*** Supplied records ***

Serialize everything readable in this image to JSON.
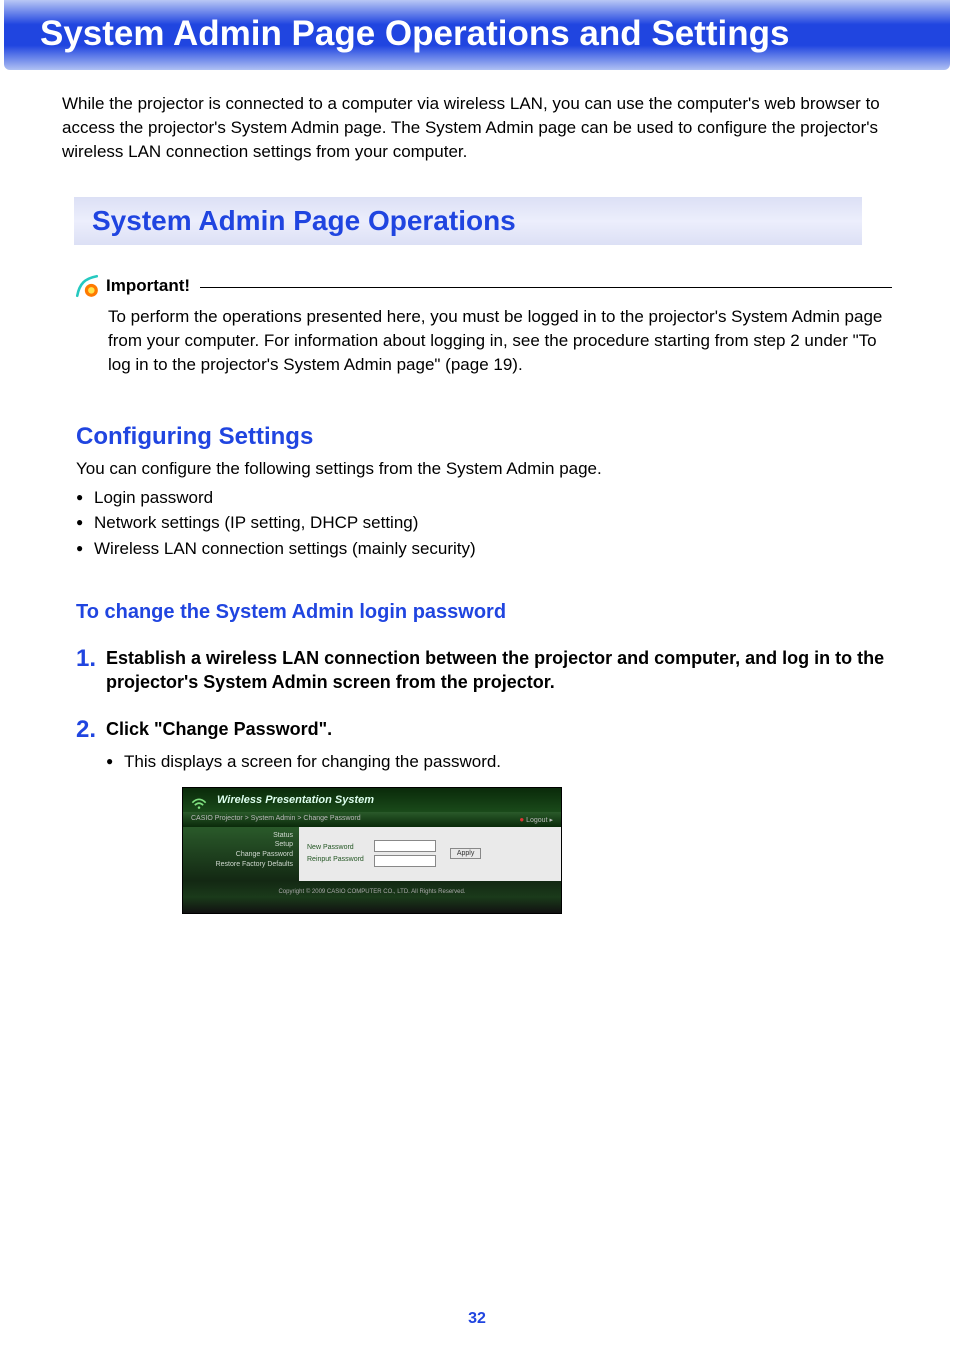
{
  "banner_title": "System Admin Page Operations and Settings",
  "intro": "While the projector is connected to a computer via wireless LAN, you can use the computer's web browser to access the projector's System Admin page. The System Admin page can be used to configure the projector's wireless LAN connection settings from your computer.",
  "section_title": "System Admin Page Operations",
  "important": {
    "title": "Important!",
    "body": "To perform the operations presented here, you must be logged in to the projector's System Admin page from your computer. For information about logging in, see the procedure starting from step 2 under \"To log in to the projector's System Admin page\" (page 19)."
  },
  "configuring": {
    "title": "Configuring Settings",
    "lead": "You can configure the following settings from the System Admin page.",
    "bullets": [
      "Login password",
      "Network settings (IP setting, DHCP setting)",
      "Wireless LAN connection settings (mainly security)"
    ]
  },
  "procedure_title": "To change the System Admin login password",
  "steps": [
    {
      "num": "1.",
      "text": "Establish a wireless LAN connection between the projector and computer, and log in to the projector's System Admin screen from the projector.",
      "subs": []
    },
    {
      "num": "2.",
      "text": "Click \"Change Password\".",
      "subs": [
        "This displays a screen for changing the password."
      ]
    }
  ],
  "screenshot": {
    "header": "Wireless Presentation System",
    "breadcrumb": "CASIO Projector > System Admin > Change Password",
    "logout": "Logout",
    "sidebar": [
      "Status",
      "Setup",
      "Change Password",
      "Restore Factory Defaults"
    ],
    "labels": {
      "new": "New Password",
      "reinput": "Reinput Password"
    },
    "apply": "Apply",
    "footer": "Copyright © 2009 CASIO COMPUTER CO., LTD. All Rights Reserved."
  },
  "page_number": "32"
}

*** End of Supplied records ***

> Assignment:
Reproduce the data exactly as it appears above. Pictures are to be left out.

> Output below:
Serialize everything readable in this image to JSON.
{
  "banner_title": "System Admin Page Operations and Settings",
  "intro": "While the projector is connected to a computer via wireless LAN, you can use the computer's web browser to access the projector's System Admin page. The System Admin page can be used to configure the projector's wireless LAN connection settings from your computer.",
  "section_title": "System Admin Page Operations",
  "important": {
    "title": "Important!",
    "body": "To perform the operations presented here, you must be logged in to the projector's System Admin page from your computer. For information about logging in, see the procedure starting from step 2 under \"To log in to the projector's System Admin page\" (page 19)."
  },
  "configuring": {
    "title": "Configuring Settings",
    "lead": "You can configure the following settings from the System Admin page.",
    "bullets": [
      "Login password",
      "Network settings (IP setting, DHCP setting)",
      "Wireless LAN connection settings (mainly security)"
    ]
  },
  "procedure_title": "To change the System Admin login password",
  "steps": [
    {
      "num": "1.",
      "text": "Establish a wireless LAN connection between the projector and computer, and log in to the projector's System Admin screen from the projector.",
      "subs": []
    },
    {
      "num": "2.",
      "text": "Click \"Change Password\".",
      "subs": [
        "This displays a screen for changing the password."
      ]
    }
  ],
  "screenshot": {
    "header": "Wireless Presentation System",
    "breadcrumb": "CASIO Projector > System Admin > Change Password",
    "logout": "Logout",
    "sidebar": [
      "Status",
      "Setup",
      "Change Password",
      "Restore Factory Defaults"
    ],
    "labels": {
      "new": "New Password",
      "reinput": "Reinput Password"
    },
    "apply": "Apply",
    "footer": "Copyright © 2009 CASIO COMPUTER CO., LTD. All Rights Reserved."
  },
  "page_number": "32"
}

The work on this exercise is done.